Like any parent, Heather said it would be comforting to know that events like Stairways could continue long into the future.
"We are all getting older, that's the thing. If something happens to me ..." she said.
"It's peace of mind."
Zelda Beckett, 95, was one of the original committee members at Horowhenua Stairways with the events founder, the late Margaret Haworth, and she still comes along to events.
Committee member Suzanne Hunt began attending the event after bringing her brother Murray along. Now aged 59, Murray is a huge help to the committee behind the scenes and helps to set up the hall before each dance.
Hunt says it's rewarding to be involved, but the dance needs work behind the scenes if it is to survive.
Due to a shortage in volunteers and new blood for the committee, the future is looking bleak.

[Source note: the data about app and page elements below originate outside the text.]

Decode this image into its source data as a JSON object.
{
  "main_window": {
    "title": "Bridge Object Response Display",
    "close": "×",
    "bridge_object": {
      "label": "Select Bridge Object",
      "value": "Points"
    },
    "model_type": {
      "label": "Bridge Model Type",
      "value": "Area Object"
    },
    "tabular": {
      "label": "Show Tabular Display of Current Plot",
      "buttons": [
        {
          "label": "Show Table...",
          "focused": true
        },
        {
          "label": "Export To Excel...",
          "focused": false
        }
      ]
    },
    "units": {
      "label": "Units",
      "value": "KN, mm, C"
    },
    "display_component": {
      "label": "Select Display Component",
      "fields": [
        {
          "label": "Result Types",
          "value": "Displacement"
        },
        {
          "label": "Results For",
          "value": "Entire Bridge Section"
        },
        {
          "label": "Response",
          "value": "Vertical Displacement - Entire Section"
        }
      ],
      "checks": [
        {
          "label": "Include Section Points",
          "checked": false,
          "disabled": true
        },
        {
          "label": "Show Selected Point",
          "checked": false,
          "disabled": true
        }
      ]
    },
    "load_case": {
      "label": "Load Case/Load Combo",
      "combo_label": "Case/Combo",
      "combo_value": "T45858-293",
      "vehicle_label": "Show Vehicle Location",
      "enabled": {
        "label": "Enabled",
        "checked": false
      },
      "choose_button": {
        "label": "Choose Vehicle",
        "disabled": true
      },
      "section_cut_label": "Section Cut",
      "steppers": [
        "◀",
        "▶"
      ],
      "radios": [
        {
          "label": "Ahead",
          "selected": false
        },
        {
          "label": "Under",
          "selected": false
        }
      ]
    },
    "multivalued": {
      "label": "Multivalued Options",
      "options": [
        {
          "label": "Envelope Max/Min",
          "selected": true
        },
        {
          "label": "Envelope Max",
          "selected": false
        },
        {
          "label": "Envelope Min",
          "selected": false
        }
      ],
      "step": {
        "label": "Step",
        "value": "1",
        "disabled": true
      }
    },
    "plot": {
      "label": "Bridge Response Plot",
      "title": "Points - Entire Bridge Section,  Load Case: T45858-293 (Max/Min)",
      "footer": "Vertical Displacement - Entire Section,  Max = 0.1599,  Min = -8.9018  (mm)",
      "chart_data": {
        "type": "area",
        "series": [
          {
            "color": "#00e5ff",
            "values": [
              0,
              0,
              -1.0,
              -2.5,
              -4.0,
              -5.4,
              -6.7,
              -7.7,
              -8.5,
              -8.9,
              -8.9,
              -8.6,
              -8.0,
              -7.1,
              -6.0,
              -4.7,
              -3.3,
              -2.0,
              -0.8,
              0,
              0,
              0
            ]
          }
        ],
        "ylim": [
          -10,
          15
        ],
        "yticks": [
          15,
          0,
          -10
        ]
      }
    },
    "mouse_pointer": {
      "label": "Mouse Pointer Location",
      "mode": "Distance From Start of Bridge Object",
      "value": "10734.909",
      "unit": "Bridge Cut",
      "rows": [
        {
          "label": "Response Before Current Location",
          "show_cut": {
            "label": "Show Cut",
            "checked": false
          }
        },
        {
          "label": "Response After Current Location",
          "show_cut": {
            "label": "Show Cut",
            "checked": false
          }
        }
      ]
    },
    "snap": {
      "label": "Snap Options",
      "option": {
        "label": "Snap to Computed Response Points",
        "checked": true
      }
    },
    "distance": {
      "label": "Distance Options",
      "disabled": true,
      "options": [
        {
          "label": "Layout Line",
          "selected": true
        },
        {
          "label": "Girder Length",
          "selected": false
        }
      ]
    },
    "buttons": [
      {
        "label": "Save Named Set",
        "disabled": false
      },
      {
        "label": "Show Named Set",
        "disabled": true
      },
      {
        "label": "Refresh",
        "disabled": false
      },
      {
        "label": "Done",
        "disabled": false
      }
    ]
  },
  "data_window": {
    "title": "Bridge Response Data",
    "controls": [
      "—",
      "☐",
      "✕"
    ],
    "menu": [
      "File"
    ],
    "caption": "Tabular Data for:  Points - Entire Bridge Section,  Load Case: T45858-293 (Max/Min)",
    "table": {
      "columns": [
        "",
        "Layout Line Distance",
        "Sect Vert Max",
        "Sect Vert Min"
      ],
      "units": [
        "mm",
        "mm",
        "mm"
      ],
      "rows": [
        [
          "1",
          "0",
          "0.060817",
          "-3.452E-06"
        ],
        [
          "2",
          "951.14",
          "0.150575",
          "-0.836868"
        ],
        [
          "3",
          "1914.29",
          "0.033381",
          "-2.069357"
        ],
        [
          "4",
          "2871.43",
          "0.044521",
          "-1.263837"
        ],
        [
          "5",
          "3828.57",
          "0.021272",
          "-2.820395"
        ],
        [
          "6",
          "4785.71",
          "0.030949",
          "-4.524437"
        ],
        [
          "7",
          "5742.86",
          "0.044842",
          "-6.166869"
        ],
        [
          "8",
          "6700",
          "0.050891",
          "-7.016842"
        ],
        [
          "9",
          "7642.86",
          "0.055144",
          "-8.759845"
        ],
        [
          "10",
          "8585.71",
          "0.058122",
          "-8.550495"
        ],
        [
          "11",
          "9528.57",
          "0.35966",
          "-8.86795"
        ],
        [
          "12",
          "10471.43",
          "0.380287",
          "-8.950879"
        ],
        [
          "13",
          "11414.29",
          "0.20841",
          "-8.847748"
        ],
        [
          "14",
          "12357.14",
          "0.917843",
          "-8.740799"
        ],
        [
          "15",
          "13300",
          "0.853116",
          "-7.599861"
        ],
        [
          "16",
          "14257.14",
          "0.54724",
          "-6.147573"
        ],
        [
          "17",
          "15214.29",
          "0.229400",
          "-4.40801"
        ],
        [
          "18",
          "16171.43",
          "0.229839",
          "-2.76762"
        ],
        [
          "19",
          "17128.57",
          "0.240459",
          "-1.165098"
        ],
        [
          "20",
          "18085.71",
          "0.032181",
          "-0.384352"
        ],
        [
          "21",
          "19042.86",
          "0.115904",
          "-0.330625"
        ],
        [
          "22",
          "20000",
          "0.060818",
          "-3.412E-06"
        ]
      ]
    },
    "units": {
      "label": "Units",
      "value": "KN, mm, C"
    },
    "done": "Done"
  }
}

The organisation is in dire need of new volunteers to ensure the survival of the dance.
"If we can't get more volunteers we have no option but to fold," she says.
"And it will be the clients that miss out and for some clients this is the only activity in which they take part in the community."
The committee meets every six weeks to organise fundraising activities, theme nights, catering and the booking of live entertainment, and to balance the books.
The dance is held every fortnight at Levin Senior Citizens Hall in Cambridge St. The doors to the dance floor open at 7pm and the music starts winding down just before 9.30pm.
With the dance floor swept, there's one last cup of tea after dishes in the kitchen are done. A flick the lights signals the end of another good night out.